Out of the lines below, please list those that hold the string "amount".

[Items from a dataset]
[Start of Attachment]

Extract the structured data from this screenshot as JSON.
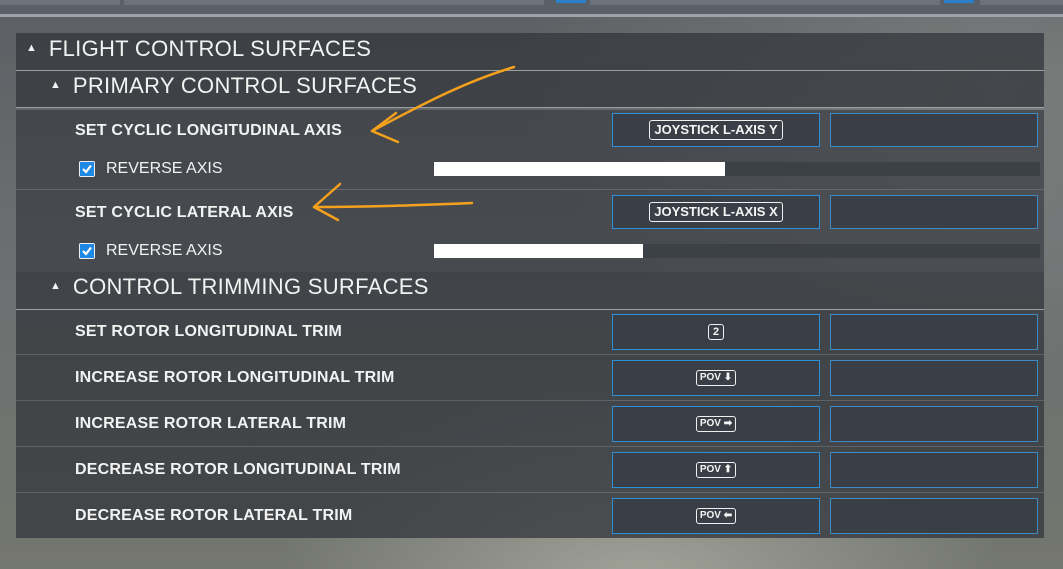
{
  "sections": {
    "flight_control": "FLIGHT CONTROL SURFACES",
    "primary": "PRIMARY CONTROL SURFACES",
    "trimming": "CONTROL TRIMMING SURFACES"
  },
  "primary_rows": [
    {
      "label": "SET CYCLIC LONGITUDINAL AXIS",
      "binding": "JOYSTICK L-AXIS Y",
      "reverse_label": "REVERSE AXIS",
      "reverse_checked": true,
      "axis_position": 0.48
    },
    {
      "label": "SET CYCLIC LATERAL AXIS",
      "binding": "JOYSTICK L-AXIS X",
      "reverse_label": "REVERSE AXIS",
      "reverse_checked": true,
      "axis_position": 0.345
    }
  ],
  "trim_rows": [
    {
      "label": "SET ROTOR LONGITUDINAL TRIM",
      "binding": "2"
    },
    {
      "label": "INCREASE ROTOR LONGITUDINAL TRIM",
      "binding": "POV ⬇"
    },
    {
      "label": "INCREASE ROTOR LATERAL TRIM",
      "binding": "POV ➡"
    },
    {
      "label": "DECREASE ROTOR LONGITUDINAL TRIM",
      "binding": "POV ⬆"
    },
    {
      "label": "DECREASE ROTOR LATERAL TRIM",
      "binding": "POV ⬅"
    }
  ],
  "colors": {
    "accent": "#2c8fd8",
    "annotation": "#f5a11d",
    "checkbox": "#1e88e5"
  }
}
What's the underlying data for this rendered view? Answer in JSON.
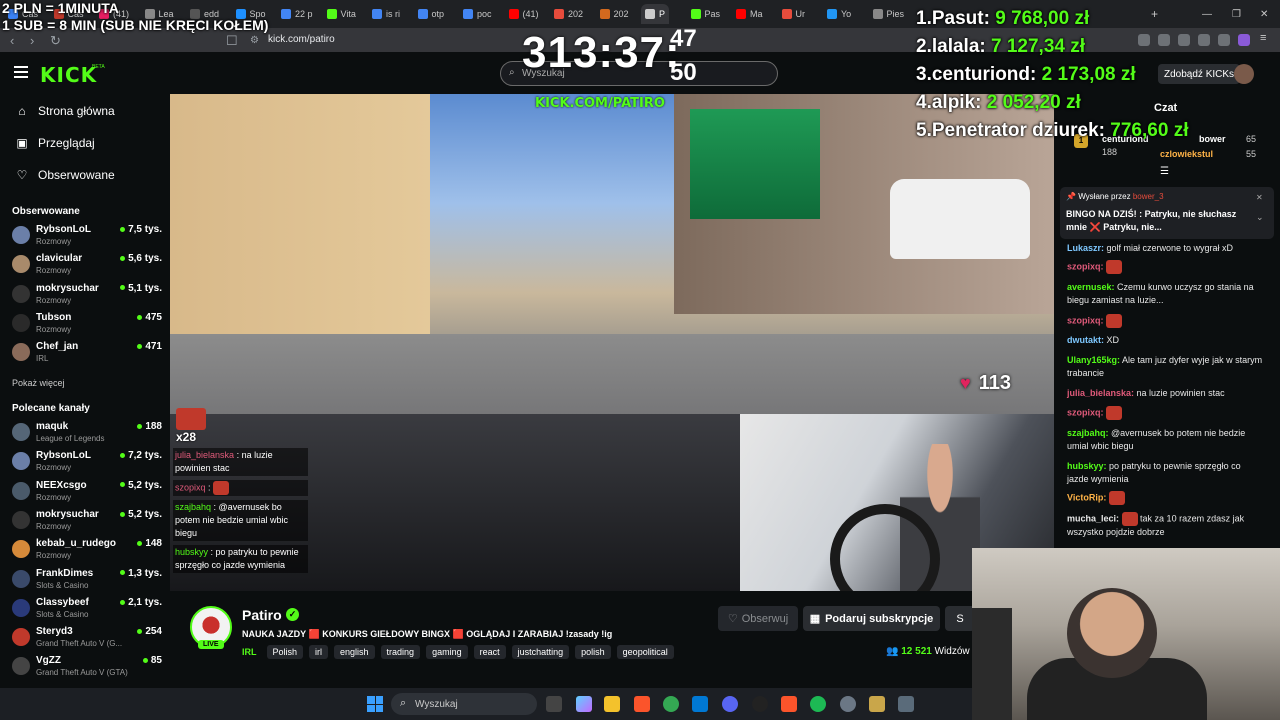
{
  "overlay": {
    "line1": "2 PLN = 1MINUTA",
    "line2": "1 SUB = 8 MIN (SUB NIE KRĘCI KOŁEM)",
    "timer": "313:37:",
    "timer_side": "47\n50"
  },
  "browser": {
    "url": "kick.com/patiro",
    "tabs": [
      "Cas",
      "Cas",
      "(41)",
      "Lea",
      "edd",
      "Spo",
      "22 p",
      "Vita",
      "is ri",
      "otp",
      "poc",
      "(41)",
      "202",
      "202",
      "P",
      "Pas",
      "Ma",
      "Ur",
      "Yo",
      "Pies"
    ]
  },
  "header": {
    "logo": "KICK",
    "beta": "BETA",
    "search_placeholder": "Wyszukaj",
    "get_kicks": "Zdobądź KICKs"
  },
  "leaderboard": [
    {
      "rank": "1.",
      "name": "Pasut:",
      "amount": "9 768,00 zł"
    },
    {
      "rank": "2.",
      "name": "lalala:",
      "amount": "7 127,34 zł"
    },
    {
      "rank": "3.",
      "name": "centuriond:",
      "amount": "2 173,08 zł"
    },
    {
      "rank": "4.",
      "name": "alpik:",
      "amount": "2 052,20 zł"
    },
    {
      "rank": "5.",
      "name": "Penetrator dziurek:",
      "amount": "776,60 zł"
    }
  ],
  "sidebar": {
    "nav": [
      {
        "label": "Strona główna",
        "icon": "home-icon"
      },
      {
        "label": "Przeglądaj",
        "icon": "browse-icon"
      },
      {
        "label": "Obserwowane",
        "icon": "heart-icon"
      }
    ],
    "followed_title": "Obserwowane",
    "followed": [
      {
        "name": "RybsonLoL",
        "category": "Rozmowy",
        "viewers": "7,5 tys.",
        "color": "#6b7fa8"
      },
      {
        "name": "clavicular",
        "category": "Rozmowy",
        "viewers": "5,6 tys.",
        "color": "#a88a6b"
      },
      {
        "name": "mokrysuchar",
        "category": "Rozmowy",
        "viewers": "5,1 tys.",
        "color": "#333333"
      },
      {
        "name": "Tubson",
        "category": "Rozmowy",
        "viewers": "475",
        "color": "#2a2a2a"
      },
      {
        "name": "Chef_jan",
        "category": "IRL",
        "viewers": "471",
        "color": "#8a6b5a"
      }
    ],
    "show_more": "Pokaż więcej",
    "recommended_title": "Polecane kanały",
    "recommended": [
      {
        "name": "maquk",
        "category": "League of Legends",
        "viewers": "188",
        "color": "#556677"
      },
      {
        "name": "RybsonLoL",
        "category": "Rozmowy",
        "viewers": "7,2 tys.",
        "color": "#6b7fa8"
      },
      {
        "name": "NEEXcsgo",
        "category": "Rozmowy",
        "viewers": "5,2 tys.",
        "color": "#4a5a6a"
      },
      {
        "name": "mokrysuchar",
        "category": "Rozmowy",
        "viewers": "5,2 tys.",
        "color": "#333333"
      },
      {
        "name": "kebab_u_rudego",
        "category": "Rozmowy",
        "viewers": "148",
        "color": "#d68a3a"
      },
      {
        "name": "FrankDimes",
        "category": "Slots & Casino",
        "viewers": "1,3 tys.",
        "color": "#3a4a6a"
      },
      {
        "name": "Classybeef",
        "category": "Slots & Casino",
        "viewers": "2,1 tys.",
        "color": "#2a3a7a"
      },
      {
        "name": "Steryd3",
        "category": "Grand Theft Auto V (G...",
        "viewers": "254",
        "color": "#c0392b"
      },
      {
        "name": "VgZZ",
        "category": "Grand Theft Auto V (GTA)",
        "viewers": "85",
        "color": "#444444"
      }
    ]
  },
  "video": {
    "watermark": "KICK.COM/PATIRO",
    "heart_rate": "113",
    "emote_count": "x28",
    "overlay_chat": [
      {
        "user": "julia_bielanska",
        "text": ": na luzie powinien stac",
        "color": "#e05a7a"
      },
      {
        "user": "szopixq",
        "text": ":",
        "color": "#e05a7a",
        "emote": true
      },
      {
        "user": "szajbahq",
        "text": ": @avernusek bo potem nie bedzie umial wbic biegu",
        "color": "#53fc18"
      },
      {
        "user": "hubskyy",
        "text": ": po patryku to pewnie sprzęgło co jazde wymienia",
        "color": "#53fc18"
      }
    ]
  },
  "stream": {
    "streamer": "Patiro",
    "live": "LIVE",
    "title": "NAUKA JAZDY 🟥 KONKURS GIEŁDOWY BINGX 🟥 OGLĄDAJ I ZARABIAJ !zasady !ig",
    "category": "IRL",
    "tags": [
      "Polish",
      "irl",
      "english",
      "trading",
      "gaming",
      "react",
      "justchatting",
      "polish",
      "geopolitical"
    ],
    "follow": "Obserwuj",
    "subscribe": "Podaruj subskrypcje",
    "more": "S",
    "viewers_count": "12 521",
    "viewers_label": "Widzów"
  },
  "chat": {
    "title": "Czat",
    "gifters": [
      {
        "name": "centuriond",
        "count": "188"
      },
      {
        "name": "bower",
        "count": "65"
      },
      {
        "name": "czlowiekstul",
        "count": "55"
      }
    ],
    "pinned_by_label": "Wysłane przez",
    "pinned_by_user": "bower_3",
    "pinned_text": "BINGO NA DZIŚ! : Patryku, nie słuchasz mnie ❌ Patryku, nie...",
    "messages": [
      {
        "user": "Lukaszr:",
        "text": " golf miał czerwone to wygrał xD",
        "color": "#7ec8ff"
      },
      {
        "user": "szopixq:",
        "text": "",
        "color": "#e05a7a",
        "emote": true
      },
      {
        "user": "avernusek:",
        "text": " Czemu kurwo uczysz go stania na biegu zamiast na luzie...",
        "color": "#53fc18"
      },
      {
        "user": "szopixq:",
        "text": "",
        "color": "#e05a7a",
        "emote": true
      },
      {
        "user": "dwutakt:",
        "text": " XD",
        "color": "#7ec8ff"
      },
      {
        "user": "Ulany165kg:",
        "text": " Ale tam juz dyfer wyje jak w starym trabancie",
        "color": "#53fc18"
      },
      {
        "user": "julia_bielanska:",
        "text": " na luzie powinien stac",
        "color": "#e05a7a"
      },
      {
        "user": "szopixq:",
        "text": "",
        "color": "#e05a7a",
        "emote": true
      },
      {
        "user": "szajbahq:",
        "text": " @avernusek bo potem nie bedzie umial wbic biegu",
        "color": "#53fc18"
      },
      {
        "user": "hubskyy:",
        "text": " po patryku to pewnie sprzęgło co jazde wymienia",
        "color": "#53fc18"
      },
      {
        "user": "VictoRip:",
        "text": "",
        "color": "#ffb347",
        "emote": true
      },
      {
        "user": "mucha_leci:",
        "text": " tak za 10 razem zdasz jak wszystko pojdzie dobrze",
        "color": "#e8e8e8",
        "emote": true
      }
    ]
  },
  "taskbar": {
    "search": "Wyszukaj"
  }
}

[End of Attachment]

■ Answer for this exercise
      "amount": "9 768,00 zł"
      "amount": "7 127,34 zł"
      "amount": "2 173,08 zł"
      "amount": "2 052,20 zł"
      "amount": "776,60 zł"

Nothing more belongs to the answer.